_Exercise directions_: Word for word, reproduce all of the entries shown below.

_Entries provided_:
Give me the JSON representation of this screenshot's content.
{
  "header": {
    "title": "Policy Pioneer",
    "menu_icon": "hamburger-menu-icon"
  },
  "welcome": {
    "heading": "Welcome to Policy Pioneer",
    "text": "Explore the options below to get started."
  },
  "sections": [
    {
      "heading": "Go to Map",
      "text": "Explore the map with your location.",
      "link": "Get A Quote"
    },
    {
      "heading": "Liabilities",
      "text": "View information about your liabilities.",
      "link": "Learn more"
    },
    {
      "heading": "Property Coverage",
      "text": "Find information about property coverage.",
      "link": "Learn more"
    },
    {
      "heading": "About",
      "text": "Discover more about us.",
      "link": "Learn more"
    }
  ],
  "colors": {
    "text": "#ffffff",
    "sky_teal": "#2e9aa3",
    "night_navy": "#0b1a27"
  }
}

_Answer space_:
Give me the JSON representation of this screenshot's content.
{
  "header": {
    "title": "Policy Pioneer",
    "menu_icon": "hamburger-menu-icon"
  },
  "welcome": {
    "heading": "Welcome to Policy Pioneer",
    "text": "Explore the options below to get started."
  },
  "sections": [
    {
      "heading": "Go to Map",
      "text": "Explore the map with your location.",
      "link": "Get A Quote"
    },
    {
      "heading": "Liabilities",
      "text": "View information about your liabilities.",
      "link": "Learn more"
    },
    {
      "heading": "Property Coverage",
      "text": "Find information about property coverage.",
      "link": "Learn more"
    },
    {
      "heading": "About",
      "text": "Discover more about us.",
      "link": "Learn more"
    }
  ],
  "colors": {
    "text": "#ffffff",
    "sky_teal": "#2e9aa3",
    "night_navy": "#0b1a27"
  }
}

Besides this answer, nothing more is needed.